The list of companies and banks potentially affected by Friday’s collapse of Silicon Valley Bank is growing. But at least one person seems to have cashed in recently: chief executive Greg Becker, whose trust sold $3.6 million worth of shares on Feb. 27, according to SEC filings.
Becker is now coming under scrutiny, including from a personal acquaintance, Democratic California Rep. Ro Khanna, who said Sunday that Becker should give that money back.
“There should be a clawback of any of that money,” Khanna said in an interview with The Washington Post. “It should be going to the depositors.”
The sharp comments from Khanna, who represents the district where Silicon Valley Bank was headquartered, comes amid a furor in Washington over what the government’s role should be in bailing out the bank and making its customers whole.
Representatives of Silicon Valley Bank did not immediately return a request for comment.
Khanna offered a note of caution and said the sale may not indicate wrongdoing. “It’s important to understand before casting aspersions on someone’s motives whether it is a scheduled sale … which are done many months before,” he said. “We do need all the facts to come out before jumping to conclusions.”
If there is evidence of bad behavior, the government “could sue,” he said.
Shortly after Silicon Valley Bank disclosed a $1.8 billion loss to shareholders that sparked a run, the Federal Deposit Insurance Corporation shut it down on Friday and took control of its deposits.
The U.S. government on Sunday night said that all depositors at the collapsed Silicon Valley Bank would have access to their money on Monday morning. The announcement appeared to cover deposits worth more than the $250,000 federally insured limit. More than 90 percent of the bank’s customers — which includes titans of the technology industry — have account balances above this.
“Today we are taking decisive actions to protect the U.S. economy by strengthening public confidence in our banking system,” a joint statement from the Treasury Department, the Federal Reserve and the Federal Deposit Insurance Corporation said. “This step will ensure that the U.S. banking system continues to perform its vital roles of protecting deposits and providing access to credit to households and businesses in a manner that promotes strong and sustainable economic growth.”
Earlier Sunday, federal authorities were strongly considering safeguarding all uninsured deposits at Silicon Valley Bank if regulators don’t find a buyer for the bank, sources told The Washington Post, an extraordinary intervention likely aimed at preventing potential panic in the U.S. financial system.
Treasury Secretary Janet L. Yellen said Sunday that the U.S. government has been working with regulators to devise a plan to help affected customers.
“We’ve been hearing from those depositors and other concerned people this weekend,” she said on the CBS program “Face the Nation.” “I’ve been working all weekend with our banking regulators to design appropriate policies to address this situation.”

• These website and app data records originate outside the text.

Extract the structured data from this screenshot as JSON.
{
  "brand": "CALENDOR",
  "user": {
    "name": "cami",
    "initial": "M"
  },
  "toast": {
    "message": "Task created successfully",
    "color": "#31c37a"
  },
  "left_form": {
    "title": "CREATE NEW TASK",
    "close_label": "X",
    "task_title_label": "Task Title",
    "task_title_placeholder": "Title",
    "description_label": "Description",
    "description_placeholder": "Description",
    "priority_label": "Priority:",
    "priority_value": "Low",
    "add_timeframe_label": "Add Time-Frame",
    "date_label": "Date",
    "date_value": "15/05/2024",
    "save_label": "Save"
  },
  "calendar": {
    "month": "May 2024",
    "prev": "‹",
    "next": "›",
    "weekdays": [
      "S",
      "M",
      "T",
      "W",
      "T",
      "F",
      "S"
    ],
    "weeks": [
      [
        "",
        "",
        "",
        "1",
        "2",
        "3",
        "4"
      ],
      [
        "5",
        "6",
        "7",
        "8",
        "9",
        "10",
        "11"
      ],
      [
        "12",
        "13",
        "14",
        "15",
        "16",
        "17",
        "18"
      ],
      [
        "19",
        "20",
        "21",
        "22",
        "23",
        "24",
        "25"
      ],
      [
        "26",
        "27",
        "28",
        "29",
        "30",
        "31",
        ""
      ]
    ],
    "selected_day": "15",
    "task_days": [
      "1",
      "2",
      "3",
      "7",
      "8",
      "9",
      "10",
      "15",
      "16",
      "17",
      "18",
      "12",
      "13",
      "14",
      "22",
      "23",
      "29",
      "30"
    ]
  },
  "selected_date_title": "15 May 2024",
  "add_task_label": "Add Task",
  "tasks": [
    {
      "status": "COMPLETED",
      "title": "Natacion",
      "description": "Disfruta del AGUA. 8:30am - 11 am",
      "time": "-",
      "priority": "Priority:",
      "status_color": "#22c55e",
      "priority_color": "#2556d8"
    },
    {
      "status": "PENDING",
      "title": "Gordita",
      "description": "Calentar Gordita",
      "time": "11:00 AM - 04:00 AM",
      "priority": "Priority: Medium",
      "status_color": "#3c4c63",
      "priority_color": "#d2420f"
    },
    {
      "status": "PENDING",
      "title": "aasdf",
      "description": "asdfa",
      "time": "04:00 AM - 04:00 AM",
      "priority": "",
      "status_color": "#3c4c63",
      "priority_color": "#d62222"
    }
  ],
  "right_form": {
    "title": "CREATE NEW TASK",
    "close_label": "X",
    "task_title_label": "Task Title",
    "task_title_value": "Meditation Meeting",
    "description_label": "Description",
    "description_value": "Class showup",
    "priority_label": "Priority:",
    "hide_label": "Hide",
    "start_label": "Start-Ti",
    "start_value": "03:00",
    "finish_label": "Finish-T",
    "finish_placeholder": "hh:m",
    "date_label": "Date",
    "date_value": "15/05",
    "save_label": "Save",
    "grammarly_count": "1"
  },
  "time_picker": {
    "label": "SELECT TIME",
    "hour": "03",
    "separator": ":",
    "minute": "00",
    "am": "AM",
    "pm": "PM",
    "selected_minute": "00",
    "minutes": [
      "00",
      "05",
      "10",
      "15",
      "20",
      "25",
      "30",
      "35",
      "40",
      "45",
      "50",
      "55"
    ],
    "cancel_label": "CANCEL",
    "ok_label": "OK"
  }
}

Critics have warned that any support from the government could set a troubling precedent, leading other banks to expect federal authorities to intervene if they went under. It could also spark a populist backlash over the appearance of U.S. taxpayer money going to save some of the country’s richest residents.
U.S. government officials on Sunday night said no losses associated with their plan to support Silicon Valley Bank “will be borne by the taxpayer.”
For his part, Khanna said the federal government should make Silicon Valley Bank customers whole. Many of its customers, which range from companies that provide payroll to vineyards to climate start-ups, have not done anything wrong, he said earlier in the day, in comments on “Face the Nation.”
“They didn’t take risks,” he said. “They just had their money in a bank. And we’re saying those need to be guaranteed.”
Rep. Nancy Mace (R-S.C.) was among those on the other side, signaling on Sunday her opposition to a bailout in comments to CNN’s “State of the Union.”
“We cannot keep bailing out private companies because there’s no consequences to their actions,” she said. “People, when they make mistakes or break the law, have to be held accountable in this country.”